May is the month of Eastern Tiger Swallowtail (Papilio glaucus) & Tall phlox or garden phlox, (Phlox paniculata)

Eastern Tiger Swallowtail (Papilio glaucus) with its favorite Tall phlox or garden phlox, (Phlox paniculata)                        Cover photo by Tammra Banner, an EP resident and FHSP Board member

Fun facts:

  1. Eastern Tiger Swallowtail caterpillars at first look like bird droppings and later like reptilian monsters.  This super power of looking like something else to deter would-be predators is called Batesian mimicry. (See also January’s blog post on Hoverflies.)
  2. The larvae repose on a mat of silk they have made on a leaf. (1)
  3. Females can be yellow with black stripes and blue dots, or black with blue dots.
  4. Males gather in groups around puddles on the ground to ingest needed sodium ions and amino acids.  This is called “puddling.”
  5. The name, Papilio means butterfly in Latin. (Say that ten times fast and you will hear the sound of a butterfly in flight.).  In ancient Greece, the word for butterfly was psyche. Throughout western history and culture, the butterfly often symbolizes the soul of the departed. (2)

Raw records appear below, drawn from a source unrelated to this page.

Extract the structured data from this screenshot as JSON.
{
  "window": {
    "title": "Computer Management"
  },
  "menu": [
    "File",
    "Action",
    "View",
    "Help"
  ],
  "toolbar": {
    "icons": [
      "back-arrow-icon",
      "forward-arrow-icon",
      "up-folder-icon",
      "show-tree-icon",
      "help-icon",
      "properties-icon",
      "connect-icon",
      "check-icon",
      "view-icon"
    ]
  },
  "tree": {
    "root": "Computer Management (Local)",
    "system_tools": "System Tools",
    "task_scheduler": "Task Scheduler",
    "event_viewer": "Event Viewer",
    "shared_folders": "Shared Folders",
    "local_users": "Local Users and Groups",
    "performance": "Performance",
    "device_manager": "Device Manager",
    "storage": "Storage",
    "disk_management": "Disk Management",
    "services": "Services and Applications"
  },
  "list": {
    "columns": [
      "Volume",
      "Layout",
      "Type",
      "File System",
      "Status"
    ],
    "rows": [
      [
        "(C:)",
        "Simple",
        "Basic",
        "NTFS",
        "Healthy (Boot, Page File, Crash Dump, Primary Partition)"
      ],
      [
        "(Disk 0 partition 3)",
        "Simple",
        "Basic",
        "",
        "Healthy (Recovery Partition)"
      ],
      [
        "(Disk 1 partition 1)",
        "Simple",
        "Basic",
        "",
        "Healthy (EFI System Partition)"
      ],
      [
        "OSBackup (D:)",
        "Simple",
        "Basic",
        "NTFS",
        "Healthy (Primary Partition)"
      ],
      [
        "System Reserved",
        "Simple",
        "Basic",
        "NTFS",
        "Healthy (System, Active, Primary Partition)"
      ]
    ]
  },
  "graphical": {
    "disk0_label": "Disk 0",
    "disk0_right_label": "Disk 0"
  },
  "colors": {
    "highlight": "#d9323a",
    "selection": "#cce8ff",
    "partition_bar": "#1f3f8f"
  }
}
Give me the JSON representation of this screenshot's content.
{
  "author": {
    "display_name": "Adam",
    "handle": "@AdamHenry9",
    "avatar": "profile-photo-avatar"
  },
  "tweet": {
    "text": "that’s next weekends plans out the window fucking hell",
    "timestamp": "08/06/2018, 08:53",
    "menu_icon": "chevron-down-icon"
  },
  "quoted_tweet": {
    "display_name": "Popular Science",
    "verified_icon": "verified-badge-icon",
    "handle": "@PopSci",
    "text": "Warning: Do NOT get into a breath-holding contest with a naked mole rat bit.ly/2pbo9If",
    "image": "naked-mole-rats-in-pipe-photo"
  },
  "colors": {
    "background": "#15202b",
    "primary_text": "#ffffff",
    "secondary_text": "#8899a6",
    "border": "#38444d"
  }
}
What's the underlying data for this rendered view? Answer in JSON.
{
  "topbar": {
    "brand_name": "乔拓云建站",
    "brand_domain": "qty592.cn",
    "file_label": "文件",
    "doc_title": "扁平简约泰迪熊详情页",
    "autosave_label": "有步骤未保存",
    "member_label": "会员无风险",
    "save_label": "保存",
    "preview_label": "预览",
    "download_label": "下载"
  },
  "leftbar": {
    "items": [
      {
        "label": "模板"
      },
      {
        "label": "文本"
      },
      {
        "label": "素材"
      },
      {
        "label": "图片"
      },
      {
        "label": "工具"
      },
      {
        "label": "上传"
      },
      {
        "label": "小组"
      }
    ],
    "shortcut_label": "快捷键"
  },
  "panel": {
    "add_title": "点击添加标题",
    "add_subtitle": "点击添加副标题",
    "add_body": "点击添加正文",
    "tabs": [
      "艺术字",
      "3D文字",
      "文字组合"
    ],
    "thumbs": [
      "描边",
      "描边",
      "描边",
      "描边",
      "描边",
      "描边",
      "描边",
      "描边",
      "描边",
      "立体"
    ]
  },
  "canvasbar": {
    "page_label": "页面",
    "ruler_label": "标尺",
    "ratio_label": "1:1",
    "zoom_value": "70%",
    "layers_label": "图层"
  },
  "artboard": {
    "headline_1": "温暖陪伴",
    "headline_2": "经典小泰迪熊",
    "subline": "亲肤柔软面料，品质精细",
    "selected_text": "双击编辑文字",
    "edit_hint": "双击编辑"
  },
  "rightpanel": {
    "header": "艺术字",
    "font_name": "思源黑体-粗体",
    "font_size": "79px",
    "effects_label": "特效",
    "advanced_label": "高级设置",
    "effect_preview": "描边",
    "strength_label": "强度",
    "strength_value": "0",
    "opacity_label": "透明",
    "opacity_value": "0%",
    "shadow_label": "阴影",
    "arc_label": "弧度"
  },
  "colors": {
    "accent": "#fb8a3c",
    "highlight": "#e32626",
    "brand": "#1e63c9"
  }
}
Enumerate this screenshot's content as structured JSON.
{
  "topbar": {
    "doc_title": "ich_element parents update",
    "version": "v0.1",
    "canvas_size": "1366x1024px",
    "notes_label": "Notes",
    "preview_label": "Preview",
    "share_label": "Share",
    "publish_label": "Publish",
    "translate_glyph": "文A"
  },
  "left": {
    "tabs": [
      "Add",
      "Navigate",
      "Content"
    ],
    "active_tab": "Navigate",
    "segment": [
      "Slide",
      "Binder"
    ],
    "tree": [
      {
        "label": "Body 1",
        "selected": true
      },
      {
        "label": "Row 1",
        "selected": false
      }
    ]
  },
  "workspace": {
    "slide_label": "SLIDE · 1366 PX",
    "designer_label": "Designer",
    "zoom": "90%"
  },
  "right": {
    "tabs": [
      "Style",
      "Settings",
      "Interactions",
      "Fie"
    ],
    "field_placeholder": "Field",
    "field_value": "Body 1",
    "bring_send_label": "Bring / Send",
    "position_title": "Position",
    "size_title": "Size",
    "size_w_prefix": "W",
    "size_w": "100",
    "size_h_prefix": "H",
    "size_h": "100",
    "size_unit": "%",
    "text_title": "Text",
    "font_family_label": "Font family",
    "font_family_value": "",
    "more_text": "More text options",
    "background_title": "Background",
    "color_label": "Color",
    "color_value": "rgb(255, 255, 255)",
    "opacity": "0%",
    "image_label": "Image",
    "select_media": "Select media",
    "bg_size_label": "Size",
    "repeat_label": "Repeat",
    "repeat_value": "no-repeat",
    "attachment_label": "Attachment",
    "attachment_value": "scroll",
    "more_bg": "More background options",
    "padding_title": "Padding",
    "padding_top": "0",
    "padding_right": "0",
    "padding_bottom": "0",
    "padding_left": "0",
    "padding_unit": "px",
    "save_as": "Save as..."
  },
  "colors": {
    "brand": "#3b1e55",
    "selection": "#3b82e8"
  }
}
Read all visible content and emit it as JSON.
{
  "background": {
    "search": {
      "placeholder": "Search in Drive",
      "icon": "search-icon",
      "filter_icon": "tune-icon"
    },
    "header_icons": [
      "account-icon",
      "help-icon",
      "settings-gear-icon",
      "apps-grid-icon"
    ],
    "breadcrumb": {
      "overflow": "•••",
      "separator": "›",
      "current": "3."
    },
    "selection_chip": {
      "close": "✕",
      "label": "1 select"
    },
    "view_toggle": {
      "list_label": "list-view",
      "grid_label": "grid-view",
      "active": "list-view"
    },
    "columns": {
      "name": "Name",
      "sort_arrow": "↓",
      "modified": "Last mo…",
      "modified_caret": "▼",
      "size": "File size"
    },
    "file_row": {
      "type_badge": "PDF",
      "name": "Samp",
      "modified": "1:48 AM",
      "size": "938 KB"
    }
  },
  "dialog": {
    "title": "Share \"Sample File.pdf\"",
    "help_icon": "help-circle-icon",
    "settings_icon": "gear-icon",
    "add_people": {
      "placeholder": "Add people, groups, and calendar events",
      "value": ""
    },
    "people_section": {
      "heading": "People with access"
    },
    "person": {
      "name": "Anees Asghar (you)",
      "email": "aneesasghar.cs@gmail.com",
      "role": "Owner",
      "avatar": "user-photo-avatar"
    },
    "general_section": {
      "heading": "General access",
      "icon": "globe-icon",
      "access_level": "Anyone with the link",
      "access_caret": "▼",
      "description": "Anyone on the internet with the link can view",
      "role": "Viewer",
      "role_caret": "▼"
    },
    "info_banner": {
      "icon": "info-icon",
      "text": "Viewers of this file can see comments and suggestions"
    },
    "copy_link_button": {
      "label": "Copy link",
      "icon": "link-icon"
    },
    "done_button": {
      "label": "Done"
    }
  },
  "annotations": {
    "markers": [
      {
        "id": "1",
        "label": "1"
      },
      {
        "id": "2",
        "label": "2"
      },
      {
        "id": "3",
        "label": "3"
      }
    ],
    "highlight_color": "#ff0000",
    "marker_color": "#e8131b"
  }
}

The Eastern tiger swallowtail lays round, green eggs singly on leaves of host plants, which are mostly native trees such as Sweetbay magnolias, white ash, tulip trees, birch, and wild black cherry.  The larvae have five instars, or phases, which start as brown with a white “saddle” that resembles bird droppings.  This is one way to fool the birds from picking them off!  The next method they use to fool predators, is to turn as green as the leaves with markings that look like eyes behind their natural heads.  When confronted by a predator, they look like a snake with glaring eyes and nose and mouth! (3). If the predator is bold and goes a little further, the caterpillar will produce a set of orange glands that look a bit like antennae but have the gift of a foul-smelling secretion that is wiped onto the enemy.

When the caterpillar gets ready to pupate, it turns brown again and crawls down the tree trunk onto the ground where it will create a brown chrysalis on the bottom of twigs or branches or even in leaf litter.  This is a good reason to leave your leaf litter in your garden.

The adult butterflies emerge after 9-11 days, or they overwinter.  They are large with a wingspan of about 3 to 5 ½ inches across.  The male is yellow with four black stripes and a black band around the edges of the wings that contain yellow dots. The female is either yellow with black stripes and some blue and red scales on her bottom wing edges, or all black, again with the blue and red scales.

While the Eastern tiger swallowtail visits a wide variety of nectar plants, males can be seen in groups sipping from mud puddles, carrion, and urine.  Recent studies have shown that “amino acids and electrolytes, when added to the sugar diet of adults, significantly increased the virility & reproductive success of P. glaucus males.” (3)

One flower that attracts Eastern tiger swallowtails is garden phlox.  This perennial is native to Eastern US, and its showy blooms of purple and pink (sometimes white) on  3-6 foot tall stems are a favorite of butterfly gardeners.

We hope you enjoyed learning about Papilio glaucus. If you would like to enter our free raffle, click on this link and enter your name and email:

 https://forms.gle/4b9jQkvZkj9T3t2n6

  1. https://entnemdept.ufl.edu/creatures/bfly/tiger_swallowtail.htm
  2. https://www.scielo.br/j/anp/a/y65SG658xdTZWxtQmjmj9qd/?lang=en#:~:text=The%20word%20for%20butterfly%20in,Psyche.
  3. https://www.fs.usda.gov/wildflowers/pollinators/pollinator-of-the-month/TigerSwallowtail.shtml
  4. https://core.ac.uk/download/pdf/303862534.pdf

For further reading (or watching)

https://www.youtube.com/watch?v=bL4R1CNsVWo

https://paparksandforests.org/butterflies-do-grow-on-trees/

https://www.wildflower.org/plants/result.php?id_plant=phpa9

https://plants.ces.ncsu.edu/plants/phlox-paniculata/

https://extension.psu.edu/pennsylvania-native-plants-for-the-perennial-garden

Next month, look for our article on the charismatic Monarch butterfly!